(PROVIDED DATA begins)

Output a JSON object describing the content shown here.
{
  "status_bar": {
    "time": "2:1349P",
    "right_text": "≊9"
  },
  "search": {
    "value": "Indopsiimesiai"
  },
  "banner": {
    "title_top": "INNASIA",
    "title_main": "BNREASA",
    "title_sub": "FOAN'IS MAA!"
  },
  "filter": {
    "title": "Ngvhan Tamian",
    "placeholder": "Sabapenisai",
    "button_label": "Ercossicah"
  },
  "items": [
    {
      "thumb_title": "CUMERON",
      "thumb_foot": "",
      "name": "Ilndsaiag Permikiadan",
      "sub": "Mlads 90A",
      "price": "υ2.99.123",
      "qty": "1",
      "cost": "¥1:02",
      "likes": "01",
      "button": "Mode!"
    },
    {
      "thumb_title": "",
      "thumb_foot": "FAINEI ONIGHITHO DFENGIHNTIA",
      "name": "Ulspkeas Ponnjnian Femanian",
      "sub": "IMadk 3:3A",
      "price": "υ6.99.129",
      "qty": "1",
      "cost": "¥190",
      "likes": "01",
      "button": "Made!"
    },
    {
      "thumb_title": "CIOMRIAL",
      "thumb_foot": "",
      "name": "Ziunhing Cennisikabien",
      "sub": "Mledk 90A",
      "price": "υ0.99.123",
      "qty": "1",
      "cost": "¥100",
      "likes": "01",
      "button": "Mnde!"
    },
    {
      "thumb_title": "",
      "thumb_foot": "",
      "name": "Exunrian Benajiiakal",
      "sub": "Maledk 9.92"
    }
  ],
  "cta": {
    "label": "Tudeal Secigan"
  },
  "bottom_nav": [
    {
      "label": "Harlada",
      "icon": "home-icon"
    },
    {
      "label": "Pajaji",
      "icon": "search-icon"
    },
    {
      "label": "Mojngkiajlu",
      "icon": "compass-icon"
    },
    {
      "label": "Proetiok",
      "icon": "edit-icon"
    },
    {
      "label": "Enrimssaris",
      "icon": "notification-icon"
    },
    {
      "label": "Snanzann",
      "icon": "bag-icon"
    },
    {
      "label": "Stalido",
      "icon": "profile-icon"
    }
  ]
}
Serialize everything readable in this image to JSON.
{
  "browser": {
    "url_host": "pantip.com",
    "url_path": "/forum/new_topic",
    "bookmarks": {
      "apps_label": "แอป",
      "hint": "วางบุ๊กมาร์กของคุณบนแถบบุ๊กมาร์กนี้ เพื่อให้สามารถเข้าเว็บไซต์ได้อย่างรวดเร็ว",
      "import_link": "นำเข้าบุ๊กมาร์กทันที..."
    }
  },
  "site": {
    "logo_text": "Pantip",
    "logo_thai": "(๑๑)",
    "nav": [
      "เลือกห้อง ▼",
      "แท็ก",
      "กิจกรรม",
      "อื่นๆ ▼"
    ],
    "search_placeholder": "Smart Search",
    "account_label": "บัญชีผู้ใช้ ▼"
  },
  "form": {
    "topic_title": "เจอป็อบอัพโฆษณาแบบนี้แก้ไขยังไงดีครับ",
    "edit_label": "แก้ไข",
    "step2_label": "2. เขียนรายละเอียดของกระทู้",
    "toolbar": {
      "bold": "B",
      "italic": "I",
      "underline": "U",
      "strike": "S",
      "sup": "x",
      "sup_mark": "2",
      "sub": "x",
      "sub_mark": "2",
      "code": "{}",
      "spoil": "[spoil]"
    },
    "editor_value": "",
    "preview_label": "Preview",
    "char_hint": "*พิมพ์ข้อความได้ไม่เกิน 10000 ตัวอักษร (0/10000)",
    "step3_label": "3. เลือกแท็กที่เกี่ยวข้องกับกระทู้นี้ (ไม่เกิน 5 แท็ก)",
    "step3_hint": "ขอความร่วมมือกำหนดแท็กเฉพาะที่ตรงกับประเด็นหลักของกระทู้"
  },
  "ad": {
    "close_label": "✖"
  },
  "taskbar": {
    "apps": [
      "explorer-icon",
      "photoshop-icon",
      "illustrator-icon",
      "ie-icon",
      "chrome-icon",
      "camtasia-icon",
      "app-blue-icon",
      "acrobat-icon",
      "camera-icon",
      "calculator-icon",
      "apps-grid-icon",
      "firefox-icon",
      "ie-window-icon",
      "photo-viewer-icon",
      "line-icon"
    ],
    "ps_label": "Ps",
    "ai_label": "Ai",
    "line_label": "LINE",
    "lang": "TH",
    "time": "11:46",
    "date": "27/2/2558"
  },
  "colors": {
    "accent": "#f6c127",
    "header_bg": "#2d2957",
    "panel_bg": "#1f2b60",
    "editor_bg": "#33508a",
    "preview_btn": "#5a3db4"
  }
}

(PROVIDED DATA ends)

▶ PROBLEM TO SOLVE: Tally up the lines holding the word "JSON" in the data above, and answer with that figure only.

▶ YOUR RESPONSE: 2